Can You Over Zinc a Boat?
Over-zincing occurs when too much anodic protection is on a boat – adding too many anodes may lead to unintended results. You may need to manage boat zincs carefully for the best performance. Fiberglass boats tend to be less vulnerable, whereas wooden and metal boats are particularly at risk from this form of over-zincing, potentially suffering adverse side effects that include:
- Burnback and discoloration
- Delamination and flaking paintwork
- Caustic wood rot
How Much Sacrificial Zinc Does Your Boat Need?
The amount of sacrificial zinc your boat needs depends on the size of your boat, the type of metal body, and the environment in which you sail.
In general, a good rule of thumb is to use 1 to 2 percent of the surface area of your boat’s hull in sacrificial zinc. So, if your boat has a hull that is 100 square feet, you would need 1 to 2 square feet of sacrificial zinc. It is also important to consider the type of metal your boat is made of. If your boat is made of aluminum, you will need to use a different type of sacrificial zinc than if your boat is made of steel.
Finally, you need to consider the environment in which you sail.

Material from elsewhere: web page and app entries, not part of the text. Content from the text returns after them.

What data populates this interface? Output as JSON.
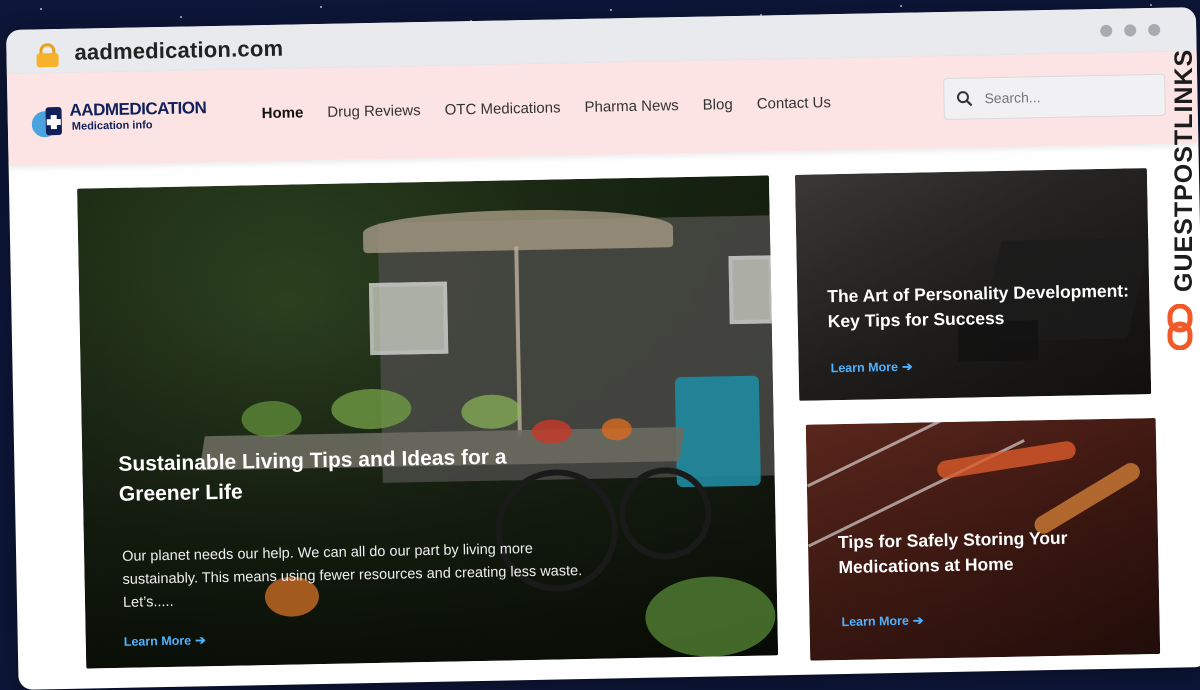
{
  "browser": {
    "url": "aadmedication.com"
  },
  "header": {
    "logo_title": "AADMEDICATION",
    "logo_subtitle": "Medication info",
    "nav": [
      {
        "label": "Home",
        "active": true
      },
      {
        "label": "Drug Reviews"
      },
      {
        "label": "OTC Medications"
      },
      {
        "label": "Pharma News"
      },
      {
        "label": "Blog"
      },
      {
        "label": "Contact Us"
      }
    ],
    "search_placeholder": "Search..."
  },
  "featured": {
    "title": "Sustainable Living Tips and Ideas for a Greener Life",
    "excerpt": "Our planet needs our help. We can all do our part by living more sustainably. This means using fewer resources and creating less waste. Let’s.....",
    "link": "Learn More"
  },
  "side_posts": [
    {
      "title": "The Art of Personality Development: Key Tips for Success",
      "link": "Learn More"
    },
    {
      "title": "Tips for Safely Storing Your Medications at Home",
      "link": "Learn More"
    }
  ],
  "watermark": "GUESTPOSTLINKS",
  "colors": {
    "header_bg": "#fde4e4",
    "link": "#4fb2ff",
    "logo_blue": "#10205a",
    "logo_light_blue": "#4aa3df",
    "watermark_accent": "#f05a28"
  }
}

If you sail in saltwater, you will need to use more sacrificial zinc than if you sail in freshwater.
Here are some tips for choosing the right amount of sacrificial zinc for your boat:
- Talk to a marine professional: A marine professional can help you determine the right amount of sacrificial zinc for your boat.
- Read the manufacturer’s instructions: The manufacturer’s instructions for your boat will specify the amount of sacrificial zinc that is needed.
- Check the water conditions: If you sail in saltwater, you will need to use more sacrificial zinc than if you sail in freshwater.
Schedule an Appointment
Are you a boat owner in need of professional zinc replacement? Look no further than Beach To Bay Divers and Pools! We specialize in boat zinc replacement services, ensuring that your vessel remains protected against the damaging effects of corrosion and electrolysis.
Ensure the longevity and performance of your boat with professional zinc replacement from Beach To Bay Divers and Pools. Contact us today to schedule an appointment with our expert marine technicians and enjoy peace of mind on the water.
Other Services We Offer
- Piling Wrap and Re Wrap Services
- Boat Detailing
- Underwater Hull Cleaning
- Full-Service Boat Rigging
- Drain Cover Replacement
- Pool Chemical Maintenance
- Underwater Pool Crack Repair
Dive into excellence with Beach To Bay Divers and Pools. Trust our expertise and experience the difference in pool repair services. Your satisfaction is our top priority. Contact us today!